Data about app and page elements
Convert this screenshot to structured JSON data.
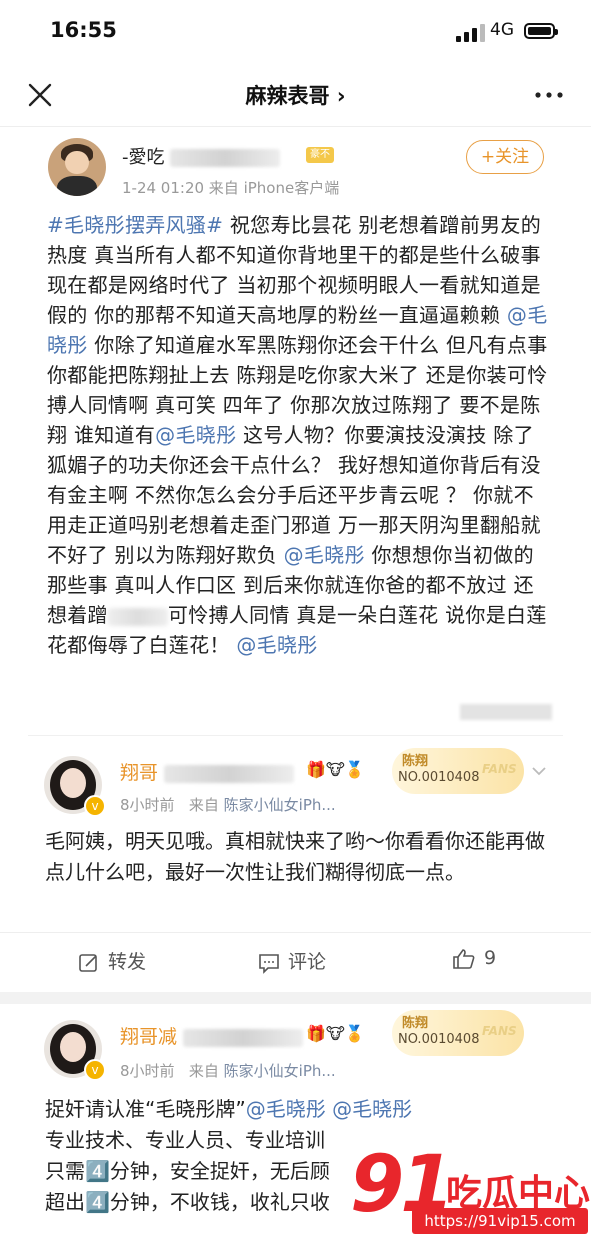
{
  "status_bar": {
    "time": "16:55",
    "network": "4G"
  },
  "nav": {
    "title": "麻辣表哥 ›"
  },
  "post": {
    "username_prefix": "-愛吃",
    "vip_label": "豪不",
    "meta": "1-24 01:20  来自 iPhone客户端",
    "follow_label": "+关注",
    "segments": [
      {
        "t": "#毛晓彤摆弄风骚#",
        "link": true
      },
      {
        "t": " 祝您寿比昙花 别老想着蹭前男友的热度 真当所有人都不知道你背地里干的都是些什么破事 现在都是网络时代了 当初那个视频明眼人一看就知道是假的 你的那帮不知道天高地厚的粉丝一直逼逼赖赖 ",
        "link": false
      },
      {
        "t": "@毛晓彤",
        "link": true
      },
      {
        "t": " 你除了知道雇水军黑陈翔你还会干什么 但凡有点事你都能把陈翔扯上去 陈翔是吃你家大米了 还是你装可怜搏人同情啊 真可笑 四年了 你那次放过陈翔了 要不是陈翔 谁知道有",
        "link": false
      },
      {
        "t": "@毛晓彤",
        "link": true
      },
      {
        "t": " 这号人物？你要演技没演技 除了狐媚子的功夫你还会干点什么？ 我好想知道你背后有没有金主啊 不然你怎么会分手后还平步青云呢 ？ 你就不用走正道吗别老想着走歪门邪道 万一那天阴沟里翻船就不好了 别以为陈翔好欺负 ",
        "link": false
      },
      {
        "t": "@毛晓彤",
        "link": true
      },
      {
        "t": " 你想想你当初做的那些事 真叫人作口区  到后来你就连你爸的都不放过 还想着蹭",
        "link": false
      },
      {
        "t": "",
        "link": false,
        "blur": true
      },
      {
        "t": "可怜搏人同情 真是一朵白莲花 说你是白莲花都侮辱了白莲花！ ",
        "link": false
      },
      {
        "t": "@毛晓彤",
        "link": true
      }
    ]
  },
  "comments": [
    {
      "name_prefix": "翔哥",
      "fans_name": "陈翔",
      "fans_no": "NO.0010408",
      "fans_word": "FANS",
      "time": "8小时前",
      "from": "来自",
      "source": "陈家小仙女iPh...",
      "text": "毛阿姨，明天见哦。真相就快来了哟～你看看你还能再做点儿什么吧，最好一次性让我们糊得彻底一点。",
      "actions": {
        "repost": "转发",
        "comment": "评论",
        "like": "9"
      }
    },
    {
      "name_prefix": "翔哥减",
      "fans_name": "陈翔",
      "fans_no": "NO.0010408",
      "fans_word": "FANS",
      "time": "8小时前",
      "from": "来自",
      "source": "陈家小仙女iPh...",
      "lines": [
        "捉奸请认准“毛晓彤牌”",
        "专业技术、专业人员、专业培训",
        "只需4️⃣分钟，安全捉奸，无后顾",
        "超出4️⃣分钟，不收钱，收礼只收"
      ],
      "links": [
        "@毛晓彤",
        "@毛晓彤"
      ]
    }
  ],
  "watermark": {
    "brand_num": "91",
    "brand_text": "吃瓜中心",
    "url": "https://91vip15.com"
  },
  "colors": {
    "link": "#4d76b1",
    "orange": "#e8942a",
    "watermark": "#e8262c"
  }
}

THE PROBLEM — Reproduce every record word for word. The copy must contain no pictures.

SOLUTION TO THE PROBLEM —
Convert this screenshot to structured JSON data.
{
  "status_bar": {
    "time": "16:55",
    "network": "4G"
  },
  "nav": {
    "title": "麻辣表哥 ›"
  },
  "post": {
    "username_prefix": "-愛吃",
    "vip_label": "豪不",
    "meta": "1-24 01:20  来自 iPhone客户端",
    "follow_label": "+关注",
    "segments": [
      {
        "t": "#毛晓彤摆弄风骚#",
        "link": true
      },
      {
        "t": " 祝您寿比昙花 别老想着蹭前男友的热度 真当所有人都不知道你背地里干的都是些什么破事 现在都是网络时代了 当初那个视频明眼人一看就知道是假的 你的那帮不知道天高地厚的粉丝一直逼逼赖赖 ",
        "link": false
      },
      {
        "t": "@毛晓彤",
        "link": true
      },
      {
        "t": " 你除了知道雇水军黑陈翔你还会干什么 但凡有点事你都能把陈翔扯上去 陈翔是吃你家大米了 还是你装可怜搏人同情啊 真可笑 四年了 你那次放过陈翔了 要不是陈翔 谁知道有",
        "link": false
      },
      {
        "t": "@毛晓彤",
        "link": true
      },
      {
        "t": " 这号人物？你要演技没演技 除了狐媚子的功夫你还会干点什么？ 我好想知道你背后有没有金主啊 不然你怎么会分手后还平步青云呢 ？ 你就不用走正道吗别老想着走歪门邪道 万一那天阴沟里翻船就不好了 别以为陈翔好欺负 ",
        "link": false
      },
      {
        "t": "@毛晓彤",
        "link": true
      },
      {
        "t": " 你想想你当初做的那些事 真叫人作口区  到后来你就连你爸的都不放过 还想着蹭",
        "link": false
      },
      {
        "t": "",
        "link": false,
        "blur": true
      },
      {
        "t": "可怜搏人同情 真是一朵白莲花 说你是白莲花都侮辱了白莲花！ ",
        "link": false
      },
      {
        "t": "@毛晓彤",
        "link": true
      }
    ]
  },
  "comments": [
    {
      "name_prefix": "翔哥",
      "fans_name": "陈翔",
      "fans_no": "NO.0010408",
      "fans_word": "FANS",
      "time": "8小时前",
      "from": "来自",
      "source": "陈家小仙女iPh...",
      "text": "毛阿姨，明天见哦。真相就快来了哟～你看看你还能再做点儿什么吧，最好一次性让我们糊得彻底一点。",
      "actions": {
        "repost": "转发",
        "comment": "评论",
        "like": "9"
      }
    },
    {
      "name_prefix": "翔哥减",
      "fans_name": "陈翔",
      "fans_no": "NO.0010408",
      "fans_word": "FANS",
      "time": "8小时前",
      "from": "来自",
      "source": "陈家小仙女iPh...",
      "lines": [
        "捉奸请认准“毛晓彤牌”",
        "专业技术、专业人员、专业培训",
        "只需4️⃣分钟，安全捉奸，无后顾",
        "超出4️⃣分钟，不收钱，收礼只收"
      ],
      "links": [
        "@毛晓彤",
        "@毛晓彤"
      ]
    }
  ],
  "watermark": {
    "brand_num": "91",
    "brand_text": "吃瓜中心",
    "url": "https://91vip15.com"
  },
  "colors": {
    "link": "#4d76b1",
    "orange": "#e8942a",
    "watermark": "#e8262c"
  }
}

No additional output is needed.